[TASK TO CARRY OUT]: Below is some data; print it all back exactly.

[PROVIDED DATA]:

□ □ □ □ □ □ □

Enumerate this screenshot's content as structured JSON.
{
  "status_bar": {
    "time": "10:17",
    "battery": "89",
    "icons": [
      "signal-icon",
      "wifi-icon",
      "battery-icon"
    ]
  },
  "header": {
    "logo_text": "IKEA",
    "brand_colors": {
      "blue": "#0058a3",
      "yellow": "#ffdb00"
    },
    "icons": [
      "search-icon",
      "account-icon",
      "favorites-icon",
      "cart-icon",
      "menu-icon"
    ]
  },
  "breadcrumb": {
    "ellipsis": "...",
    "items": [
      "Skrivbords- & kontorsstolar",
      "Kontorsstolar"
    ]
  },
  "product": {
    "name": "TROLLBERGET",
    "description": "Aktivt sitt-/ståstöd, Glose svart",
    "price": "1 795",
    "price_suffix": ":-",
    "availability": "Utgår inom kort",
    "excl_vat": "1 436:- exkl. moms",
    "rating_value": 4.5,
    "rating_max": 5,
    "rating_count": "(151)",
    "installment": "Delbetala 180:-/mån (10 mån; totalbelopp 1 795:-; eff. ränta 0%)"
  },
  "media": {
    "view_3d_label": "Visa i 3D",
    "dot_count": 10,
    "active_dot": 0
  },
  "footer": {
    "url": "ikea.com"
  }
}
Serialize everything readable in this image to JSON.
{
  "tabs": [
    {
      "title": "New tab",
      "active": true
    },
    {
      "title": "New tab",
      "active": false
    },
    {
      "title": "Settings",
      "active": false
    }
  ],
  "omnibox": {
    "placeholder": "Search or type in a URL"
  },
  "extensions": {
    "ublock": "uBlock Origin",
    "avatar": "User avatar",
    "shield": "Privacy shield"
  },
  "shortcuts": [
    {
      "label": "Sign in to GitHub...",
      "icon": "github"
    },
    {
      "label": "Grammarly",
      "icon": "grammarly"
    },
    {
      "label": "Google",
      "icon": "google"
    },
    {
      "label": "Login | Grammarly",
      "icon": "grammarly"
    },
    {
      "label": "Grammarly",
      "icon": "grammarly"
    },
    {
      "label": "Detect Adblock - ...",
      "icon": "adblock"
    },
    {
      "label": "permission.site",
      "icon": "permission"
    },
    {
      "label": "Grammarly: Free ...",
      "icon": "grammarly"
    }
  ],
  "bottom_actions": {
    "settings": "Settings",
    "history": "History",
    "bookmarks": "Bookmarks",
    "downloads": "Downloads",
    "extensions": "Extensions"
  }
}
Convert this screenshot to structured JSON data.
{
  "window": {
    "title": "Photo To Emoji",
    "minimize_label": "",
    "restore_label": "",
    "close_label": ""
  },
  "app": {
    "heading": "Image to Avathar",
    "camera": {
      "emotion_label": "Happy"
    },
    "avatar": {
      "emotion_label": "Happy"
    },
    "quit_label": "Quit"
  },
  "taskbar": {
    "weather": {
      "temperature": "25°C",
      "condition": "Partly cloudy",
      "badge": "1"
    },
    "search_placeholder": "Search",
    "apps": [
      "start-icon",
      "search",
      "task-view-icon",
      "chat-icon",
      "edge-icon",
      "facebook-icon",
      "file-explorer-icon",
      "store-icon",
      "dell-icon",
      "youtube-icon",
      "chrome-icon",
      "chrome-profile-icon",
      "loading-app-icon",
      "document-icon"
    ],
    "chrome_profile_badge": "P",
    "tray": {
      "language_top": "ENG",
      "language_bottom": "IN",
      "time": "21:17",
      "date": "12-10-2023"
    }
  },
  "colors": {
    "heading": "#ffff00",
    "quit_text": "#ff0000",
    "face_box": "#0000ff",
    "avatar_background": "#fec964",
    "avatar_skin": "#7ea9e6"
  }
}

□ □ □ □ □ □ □

[ANSWER BOX]:
Enumerate this screenshot's content as structured JSON.
{
  "status_bar": {
    "time": "10:17",
    "battery": "89",
    "icons": [
      "signal-icon",
      "wifi-icon",
      "battery-icon"
    ]
  },
  "header": {
    "logo_text": "IKEA",
    "brand_colors": {
      "blue": "#0058a3",
      "yellow": "#ffdb00"
    },
    "icons": [
      "search-icon",
      "account-icon",
      "favorites-icon",
      "cart-icon",
      "menu-icon"
    ]
  },
  "breadcrumb": {
    "ellipsis": "...",
    "items": [
      "Skrivbords- & kontorsstolar",
      "Kontorsstolar"
    ]
  },
  "product": {
    "name": "TROLLBERGET",
    "description": "Aktivt sitt-/ståstöd, Glose svart",
    "price": "1 795",
    "price_suffix": ":-",
    "availability": "Utgår inom kort",
    "excl_vat": "1 436:- exkl. moms",
    "rating_value": 4.5,
    "rating_max": 5,
    "rating_count": "(151)",
    "installment": "Delbetala 180:-/mån (10 mån; totalbelopp 1 795:-; eff. ränta 0%)"
  },
  "media": {
    "view_3d_label": "Visa i 3D",
    "dot_count": 10,
    "active_dot": 0
  },
  "footer": {
    "url": "ikea.com"
  }
}
Serialize everything readable in this image to JSON.
{
  "tabs": [
    {
      "title": "New tab",
      "active": true
    },
    {
      "title": "New tab",
      "active": false
    },
    {
      "title": "Settings",
      "active": false
    }
  ],
  "omnibox": {
    "placeholder": "Search or type in a URL"
  },
  "extensions": {
    "ublock": "uBlock Origin",
    "avatar": "User avatar",
    "shield": "Privacy shield"
  },
  "shortcuts": [
    {
      "label": "Sign in to GitHub...",
      "icon": "github"
    },
    {
      "label": "Grammarly",
      "icon": "grammarly"
    },
    {
      "label": "Google",
      "icon": "google"
    },
    {
      "label": "Login | Grammarly",
      "icon": "grammarly"
    },
    {
      "label": "Grammarly",
      "icon": "grammarly"
    },
    {
      "label": "Detect Adblock - ...",
      "icon": "adblock"
    },
    {
      "label": "permission.site",
      "icon": "permission"
    },
    {
      "label": "Grammarly: Free ...",
      "icon": "grammarly"
    }
  ],
  "bottom_actions": {
    "settings": "Settings",
    "history": "History",
    "bookmarks": "Bookmarks",
    "downloads": "Downloads",
    "extensions": "Extensions"
  }
}
Convert this screenshot to structured JSON data.
{
  "window": {
    "title": "Photo To Emoji",
    "minimize_label": "",
    "restore_label": "",
    "close_label": ""
  },
  "app": {
    "heading": "Image to Avathar",
    "camera": {
      "emotion_label": "Happy"
    },
    "avatar": {
      "emotion_label": "Happy"
    },
    "quit_label": "Quit"
  },
  "taskbar": {
    "weather": {
      "temperature": "25°C",
      "condition": "Partly cloudy",
      "badge": "1"
    },
    "search_placeholder": "Search",
    "apps": [
      "start-icon",
      "search",
      "task-view-icon",
      "chat-icon",
      "edge-icon",
      "facebook-icon",
      "file-explorer-icon",
      "store-icon",
      "dell-icon",
      "youtube-icon",
      "chrome-icon",
      "chrome-profile-icon",
      "loading-app-icon",
      "document-icon"
    ],
    "chrome_profile_badge": "P",
    "tray": {
      "language_top": "ENG",
      "language_bottom": "IN",
      "time": "21:17",
      "date": "12-10-2023"
    }
  },
  "colors": {
    "heading": "#ffff00",
    "quit_text": "#ff0000",
    "face_box": "#0000ff",
    "avatar_background": "#fec964",
    "avatar_skin": "#7ea9e6"
  }
}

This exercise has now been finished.